TASK DESCRIPTION :: Which of the lines in the data mention the string "ligne"? List them all.

AVAILABLE RECORDS ::
---
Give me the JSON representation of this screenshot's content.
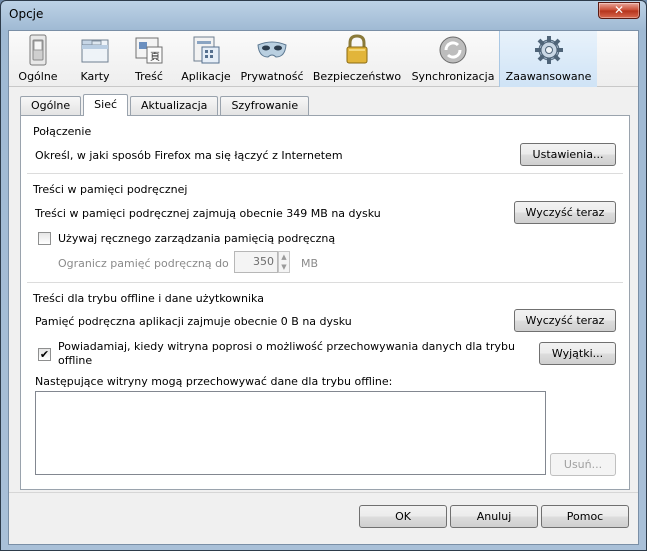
{
  "window": {
    "title": "Opcje",
    "close_label": "✕"
  },
  "toolbar": {
    "items": [
      {
        "label": "Ogólne"
      },
      {
        "label": "Karty"
      },
      {
        "label": "Treść"
      },
      {
        "label": "Aplikacje"
      },
      {
        "label": "Prywatność"
      },
      {
        "label": "Bezpieczeństwo"
      },
      {
        "label": "Synchronizacja"
      },
      {
        "label": "Zaawansowane"
      }
    ],
    "active": "Zaawansowane"
  },
  "tabs": {
    "items": [
      {
        "label": "Ogólne"
      },
      {
        "label": "Sieć"
      },
      {
        "label": "Aktualizacja"
      },
      {
        "label": "Szyfrowanie"
      }
    ],
    "active": "Sieć"
  },
  "connection": {
    "title": "Połączenie",
    "description": "Określ, w jaki sposób Firefox ma się łączyć z Internetem",
    "settings_button": "Ustawienia..."
  },
  "cache": {
    "title": "Treści w pamięci podręcznej",
    "status": "Treści w pamięci podręcznej zajmują obecnie 349 MB na dysku",
    "clear_button": "Wyczyść teraz",
    "override_label": "Używaj ręcznego zarządzania pamięcią podręczną",
    "override_checked": false,
    "limit_label": "Ogranicz pamięć podręczną do",
    "limit_value": "350",
    "limit_unit": "MB"
  },
  "offline": {
    "title": "Treści dla trybu offline i dane użytkownika",
    "status": "Pamięć podręczna aplikacji zajmuje obecnie 0 B na dysku",
    "clear_button": "Wyczyść teraz",
    "notify_label_line1": "Powiadamiaj, kiedy witryna poprosi o możliwość przechowywania danych dla trybu",
    "notify_label_line2": "offline",
    "notify_checked": true,
    "exceptions_button": "Wyjątki...",
    "sites_label": "Następujące witryny mogą przechowywać dane dla trybu offline:",
    "remove_button": "Usuń..."
  },
  "footer": {
    "ok": "OK",
    "cancel": "Anuluj",
    "help": "Pomoc"
  }
}
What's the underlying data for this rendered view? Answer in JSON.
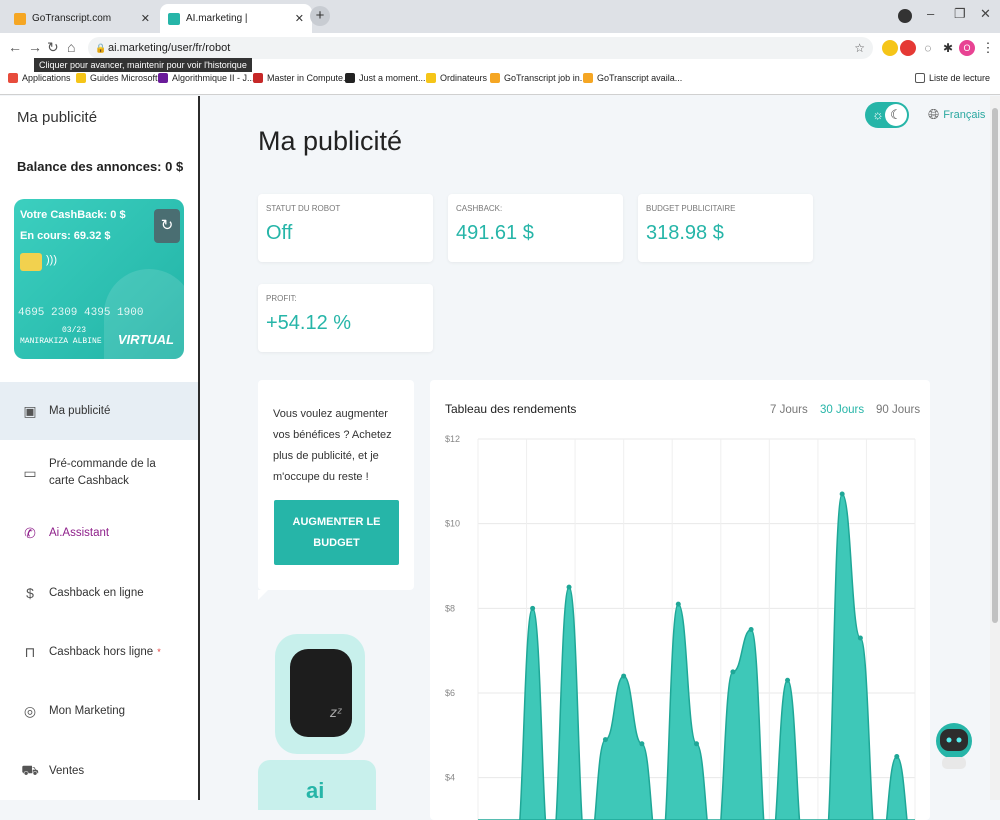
{
  "browser": {
    "tabs": [
      {
        "title": "GoTranscript.com",
        "active": false,
        "favicon_color": "#f5a623"
      },
      {
        "title": "AI.marketing |",
        "active": true,
        "favicon_color": "#26b5a8"
      }
    ],
    "url": "ai.marketing/user/fr/robot",
    "tooltip": "Cliquer pour avancer, maintenir pour voir l'historique",
    "bookmarks": [
      {
        "label": "Applications"
      },
      {
        "label": "Guides Microsoft"
      },
      {
        "label": "Algorithmique II - J..."
      },
      {
        "label": "Master in Compute..."
      },
      {
        "label": "Just a moment..."
      },
      {
        "label": "Ordinateurs"
      },
      {
        "label": "GoTranscript job in..."
      },
      {
        "label": "GoTranscript availa..."
      }
    ],
    "reading_list": "Liste de lecture"
  },
  "sidebar": {
    "title": "Ma publicité",
    "balance": "Balance des annonces: 0 $",
    "card": {
      "cashback": "Votre CashBack: 0 $",
      "en_cours": "En cours: 69.32 $",
      "number": "4695 2309 4395 1900",
      "expiry": "03/23",
      "holder": "MANIRAKIZA ALBINE",
      "type": "VIRTUAL"
    },
    "menu": [
      {
        "label": "Ma publicité",
        "icon": "id-badge-icon"
      },
      {
        "label": "Pré-commande de la carte Cashback",
        "icon": "card-icon"
      },
      {
        "label": "Ai.Assistant",
        "icon": "phone-icon"
      },
      {
        "label": "Cashback en ligne",
        "icon": "dollar-circle-icon"
      },
      {
        "label": "Cashback hors ligne",
        "icon": "bag-icon",
        "star": "*"
      },
      {
        "label": "Mon Marketing",
        "icon": "target-icon"
      },
      {
        "label": "Ventes",
        "icon": "cart-icon"
      }
    ]
  },
  "main": {
    "title": "Ma publicité",
    "language": "Français",
    "stats": [
      {
        "label": "STATUT DU ROBOT",
        "value": "Off"
      },
      {
        "label": "CASHBACK:",
        "value": "491.61 $"
      },
      {
        "label": "BUDGET PUBLICITAIRE",
        "value": "318.98 $"
      },
      {
        "label": "PROFIT:",
        "value": "+54.12 %"
      }
    ],
    "promo": {
      "text": "Vous voulez augmenter vos bénéfices ? Achetez plus de publicité, et je m'occupe du reste !",
      "button": "AUGMENTER LE BUDGET"
    },
    "chart": {
      "title": "Tableau des rendements",
      "ranges": [
        "7 Jours",
        "30 Jours",
        "90 Jours"
      ],
      "active_range": "30 Jours"
    }
  },
  "chart_data": {
    "type": "area",
    "title": "Tableau des rendements",
    "ylabel": "",
    "xlabel": "",
    "ylim": [
      3,
      12
    ],
    "yticks": [
      "$12",
      "$10",
      "$8",
      "$6",
      "$4"
    ],
    "color": "#3ec8b8",
    "points": [
      {
        "x": 0,
        "y": 0
      },
      {
        "x": 1,
        "y": 0
      },
      {
        "x": 2,
        "y": 0
      },
      {
        "x": 3,
        "y": 8.0
      },
      {
        "x": 4,
        "y": 0
      },
      {
        "x": 5,
        "y": 8.5
      },
      {
        "x": 6,
        "y": 0
      },
      {
        "x": 7,
        "y": 4.9
      },
      {
        "x": 8,
        "y": 6.4
      },
      {
        "x": 9,
        "y": 4.8
      },
      {
        "x": 10,
        "y": 0
      },
      {
        "x": 11,
        "y": 8.1
      },
      {
        "x": 12,
        "y": 4.8
      },
      {
        "x": 13,
        "y": 0
      },
      {
        "x": 14,
        "y": 6.5
      },
      {
        "x": 15,
        "y": 7.5
      },
      {
        "x": 16,
        "y": 0
      },
      {
        "x": 17,
        "y": 6.3
      },
      {
        "x": 18,
        "y": 0
      },
      {
        "x": 19,
        "y": 0
      },
      {
        "x": 20,
        "y": 10.7
      },
      {
        "x": 21,
        "y": 7.3
      },
      {
        "x": 22,
        "y": 0
      },
      {
        "x": 23,
        "y": 4.5
      },
      {
        "x": 24,
        "y": 0
      }
    ]
  }
}
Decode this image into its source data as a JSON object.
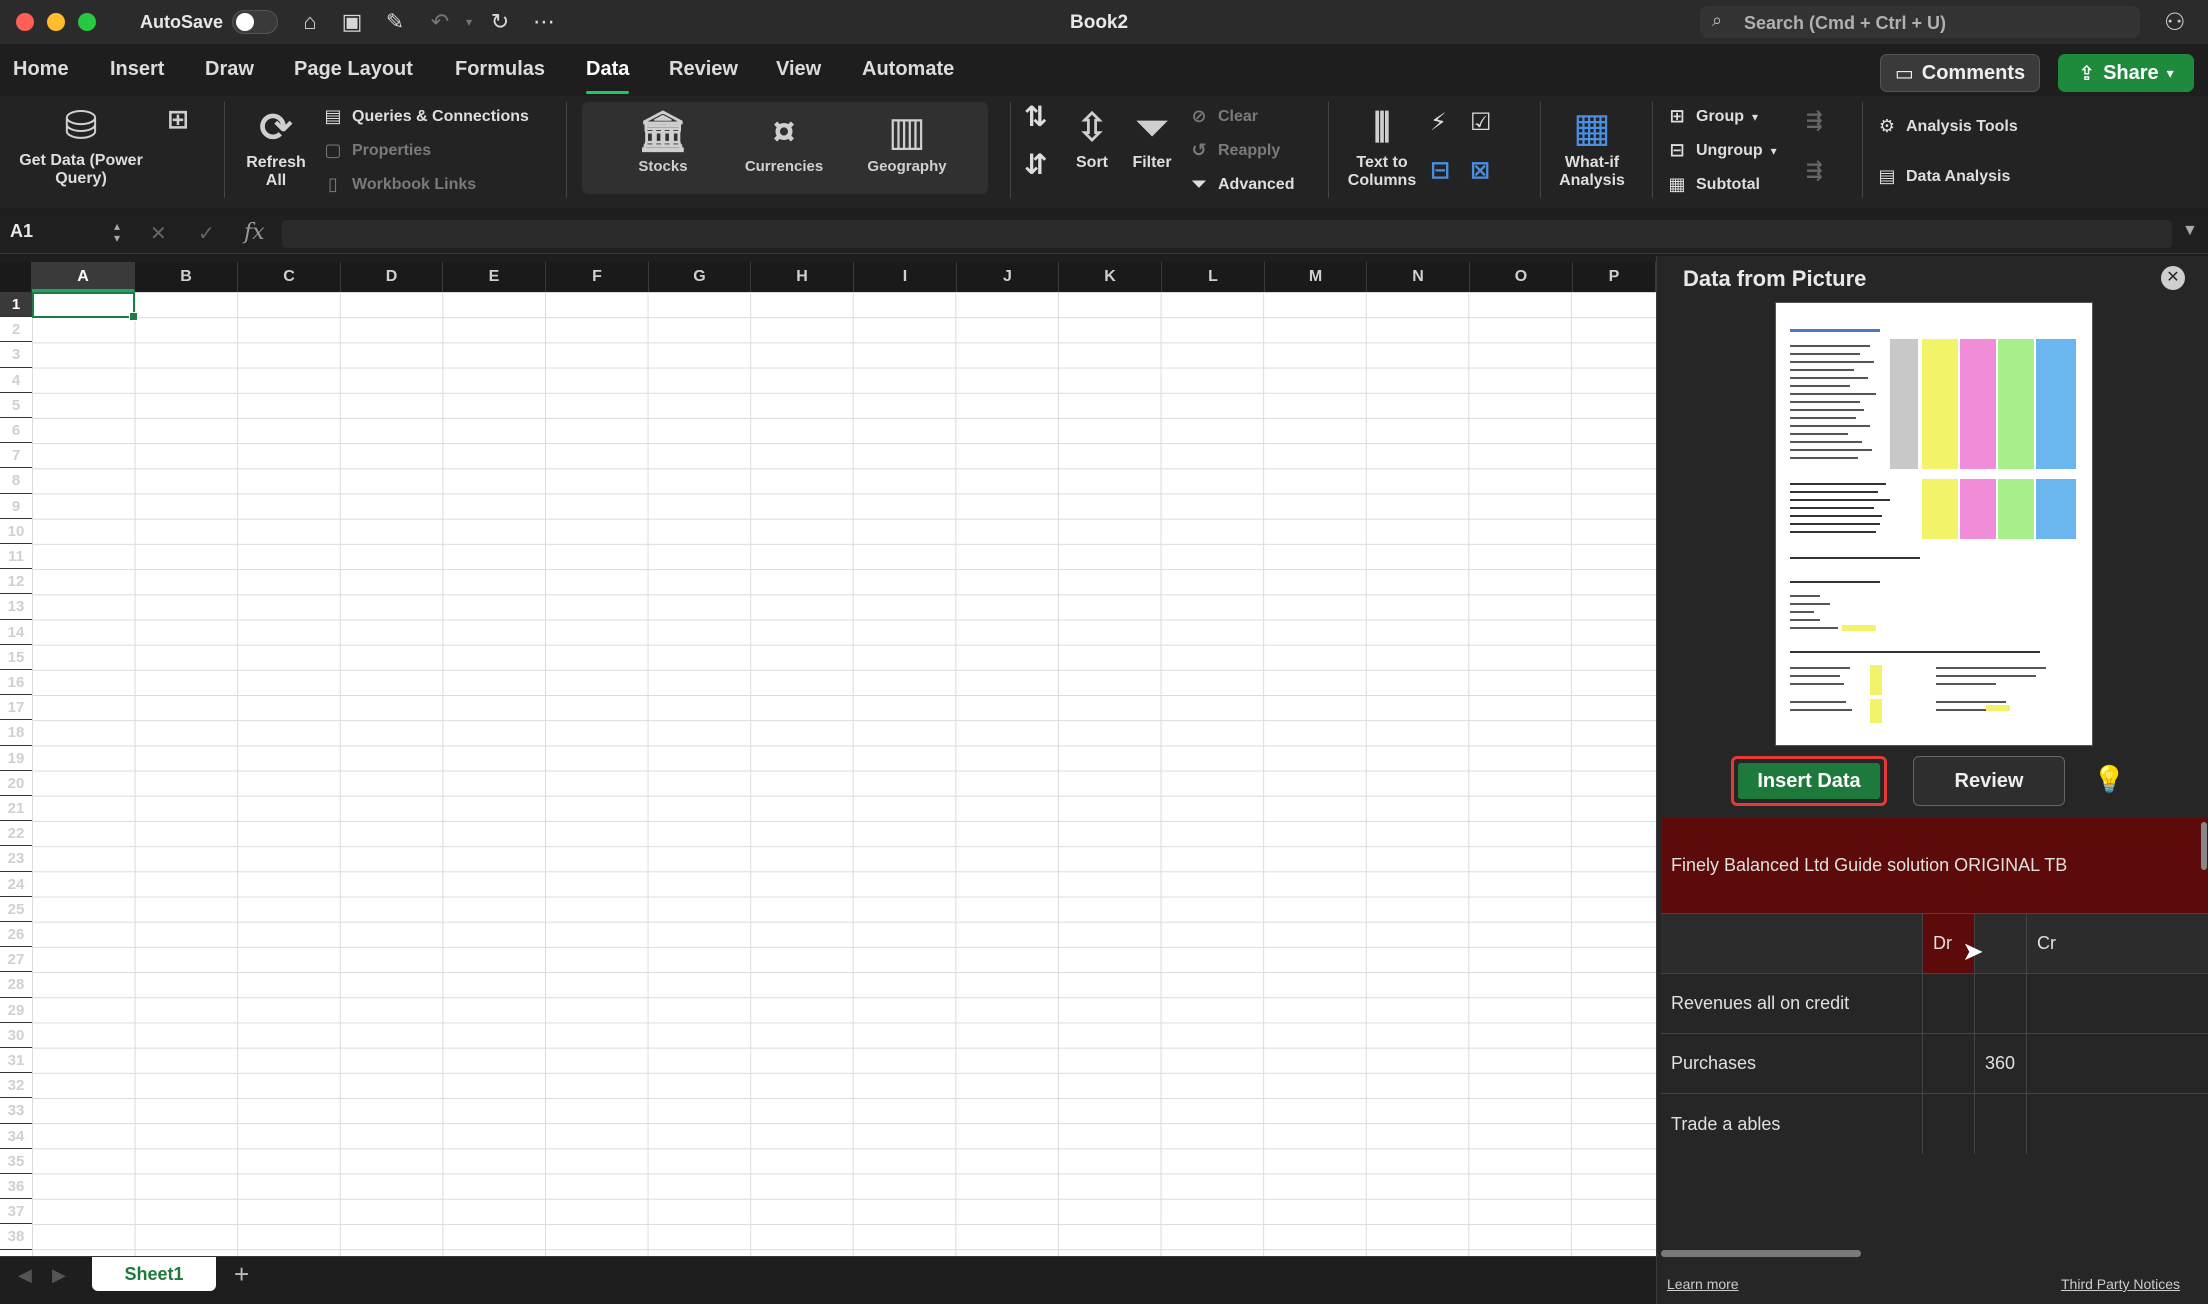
{
  "titlebar": {
    "autosave_label": "AutoSave",
    "document_title": "Book2",
    "search_placeholder": "Search (Cmd + Ctrl + U)"
  },
  "ribbon_tabs": [
    "Home",
    "Insert",
    "Draw",
    "Page Layout",
    "Formulas",
    "Data",
    "Review",
    "View",
    "Automate"
  ],
  "active_tab": "Data",
  "header_buttons": {
    "comments": "Comments",
    "share": "Share"
  },
  "ribbon": {
    "get_data": "Get Data (Power Query)",
    "refresh_all": "Refresh All",
    "queries_connections": "Queries & Connections",
    "properties": "Properties",
    "workbook_links": "Workbook Links",
    "stocks": "Stocks",
    "currencies": "Currencies",
    "geography": "Geography",
    "sort": "Sort",
    "filter": "Filter",
    "clear": "Clear",
    "reapply": "Reapply",
    "advanced": "Advanced",
    "text_to_columns": "Text to Columns",
    "what_if": "What-if Analysis",
    "group": "Group",
    "ungroup": "Ungroup",
    "subtotal": "Subtotal",
    "analysis_tools": "Analysis Tools",
    "data_analysis": "Data Analysis"
  },
  "formula_bar": {
    "name_box": "A1",
    "fx": "fx",
    "value": ""
  },
  "grid": {
    "columns": [
      "A",
      "B",
      "C",
      "D",
      "E",
      "F",
      "G",
      "H",
      "I",
      "J",
      "K",
      "L",
      "M",
      "N",
      "O",
      "P"
    ],
    "rows": [
      "1",
      "2",
      "3",
      "4",
      "5",
      "6",
      "7",
      "8",
      "9",
      "10",
      "11",
      "12",
      "13",
      "14",
      "15",
      "16",
      "17",
      "18",
      "19",
      "20",
      "21",
      "22",
      "23",
      "24",
      "25",
      "26",
      "27",
      "28",
      "29",
      "30",
      "31",
      "32",
      "33",
      "34",
      "35",
      "36",
      "37",
      "38"
    ],
    "selected_cell": "A1"
  },
  "sheets": {
    "active": "Sheet1",
    "add": "+"
  },
  "pane": {
    "title": "Data from Picture",
    "insert_button": "Insert Data",
    "review_button": "Review",
    "table_header": "Finely Balanced Ltd Guide solution ORIGINAL TB",
    "subheader": [
      "",
      "Dr",
      "",
      "Cr"
    ],
    "rows": [
      {
        "label": "Revenues all on credit",
        "c1": "",
        "c2": ""
      },
      {
        "label": "Purchases",
        "c1": "",
        "c2": "360"
      },
      {
        "label": "Trade a ables",
        "c1": "",
        "c2": ""
      }
    ],
    "learn_more": "Learn more",
    "third_party": "Third Party Notices"
  },
  "colors": {
    "accent_green": "#1e7a3c",
    "highlight_red": "#e53935",
    "header_maroon": "#5c0a0a"
  }
}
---
COMPLETED TASK ::
        "label": "Cashback en ligne",
        "label": "Cashback hors ligne",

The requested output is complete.